As defined by the U.S. Food and Drug Administration (FDA), the deliberate addition of one or more essential nutrients to a food, whether or not it is normally contained in the food. Fortification may be used to prevent or correct a demonstrated deficiency in the population or specific population groups; restore naturally occurring nutrients lost during processing, storage, or handling; or to add a nutrient to a food at the level found in a comparable traditional food. When cereal grains are labeled as enriched, it is mandatory that they be fortified with folic acid.
A characteristic of foods and beverages that provide vitamins, minerals, and other substances that contribute to adequate nutrient intakes or may have positive health effects, with little or no solid fats and added sugars, refined starches, and sodium. Ideally, these foods and beverages also are in forms that retain naturally occurring components, such as dietary fiber. All vegetables, fruits, whole grains, seafood, eggs, beans and peas, unsalted nuts and seeds, fat-free and low-fat dairy products, and lean meats and poultry—when prepared with little or no added solid fats, sugars, refined starches, and sodium—are nutrient-dense foods. These foods contribute to meeting food group recommendations within calorie and sodium limits. The term “nutrient dense” indicates the nutrients and other beneficial substances in a food have not been “diluted” by the addition of calories from added solid fats, sugars, or refined starches, or by the solid fats naturally present in the food.

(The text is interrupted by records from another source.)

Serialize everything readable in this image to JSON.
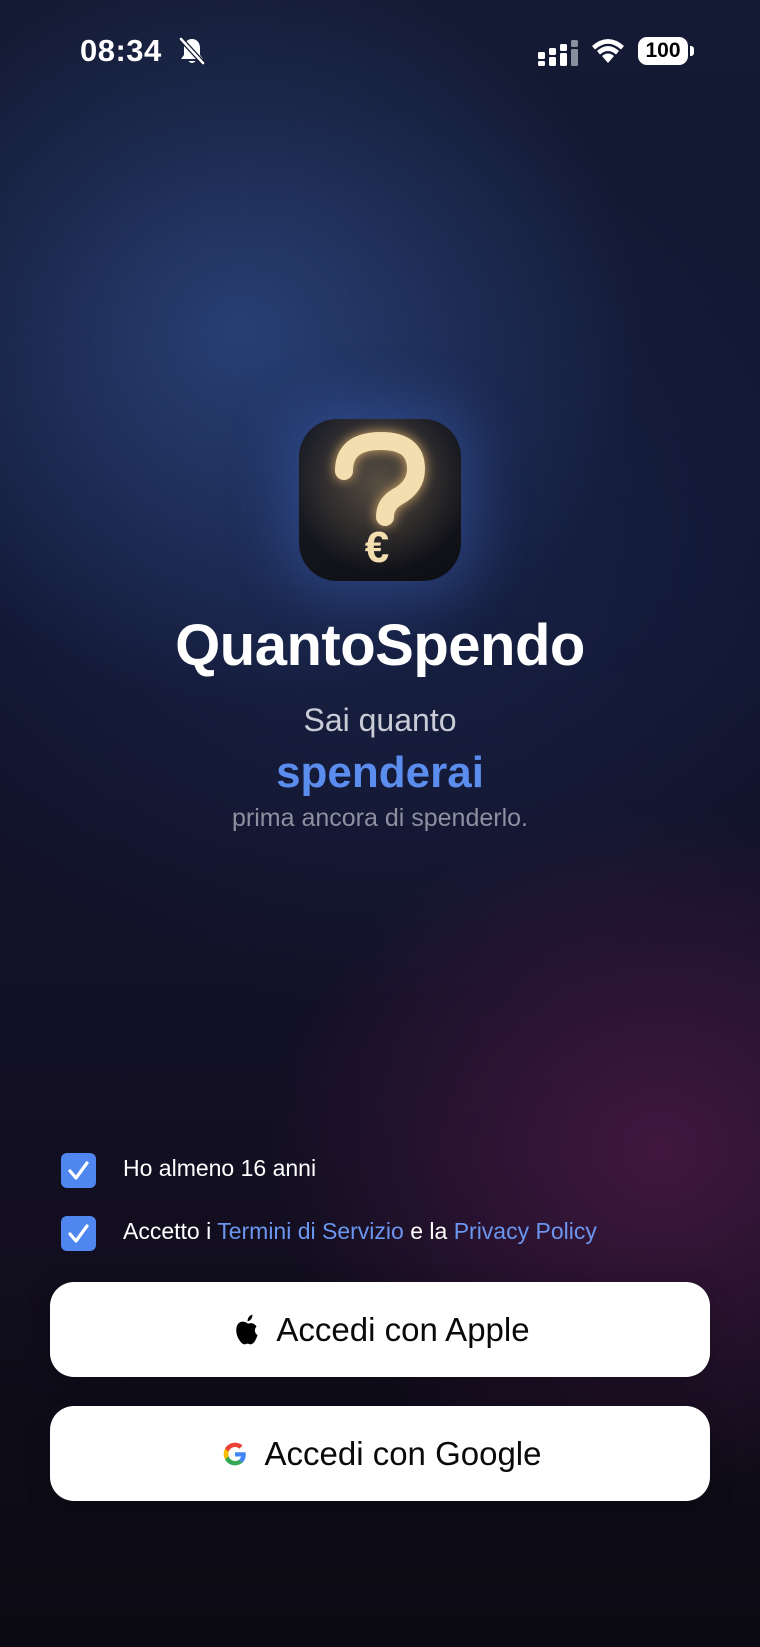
{
  "status_bar": {
    "time": "08:34",
    "battery": "100",
    "icons": [
      "bell-slash-icon",
      "signal-icon",
      "wifi-icon",
      "battery-icon"
    ]
  },
  "app": {
    "name": "QuantoSpendo",
    "icon": "question-euro-logo",
    "tagline_line1": "Sai quanto",
    "tagline_highlight": "spenderai",
    "tagline_line3": "prima ancora di spenderlo."
  },
  "consents": {
    "age": {
      "label": "Ho almeno 16 anni",
      "checked": true
    },
    "terms": {
      "prefix": "Accetto i",
      "terms_link": "Termini di Servizio",
      "middle": "e la",
      "privacy_link": "Privacy Policy",
      "checked": true
    }
  },
  "buttons": {
    "apple": {
      "label": "Accedi con Apple",
      "icon": "apple-icon"
    },
    "google": {
      "label": "Accedi con Google",
      "icon": "google-icon"
    }
  },
  "colors": {
    "accent": "#5b8def",
    "link": "#6b95ee",
    "checkbox": "#4f86ef",
    "icon_gold": "#f1dcaa"
  }
}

One of the macronutrients; a major functional and structural component of every animal cell. Proteins are composed of amino acids, nine of which are indispensable (essential), meaning they cannot be synthesized by humans and therefore must be obtained from the diet. The quality of dietary protein is determined by its amino acid profile relative to human requirements as determined by the body’s requirements for growth, maintenance, and repair. Protein quality is determined by two factors: digestibility and amino acid composition.
Grains and grain products with the bran and germ removed; any grain product that is not a whole-grain product. Many refined grains are low in fiber but enriched with thiamin, riboflavin, niacin, and iron, and fortified with folic acid.
Grains and grain products made from the entire grain seed, usually called the kernel, which consists of the bran, germ, and endosperm. If the kernel has been cracked, crushed, or flaked, it must retain the same relative proportions of bran, germ, and endosperm as the original grain in order to be called whole grain. Many, but not all, whole grains are also sources of dietary fiber.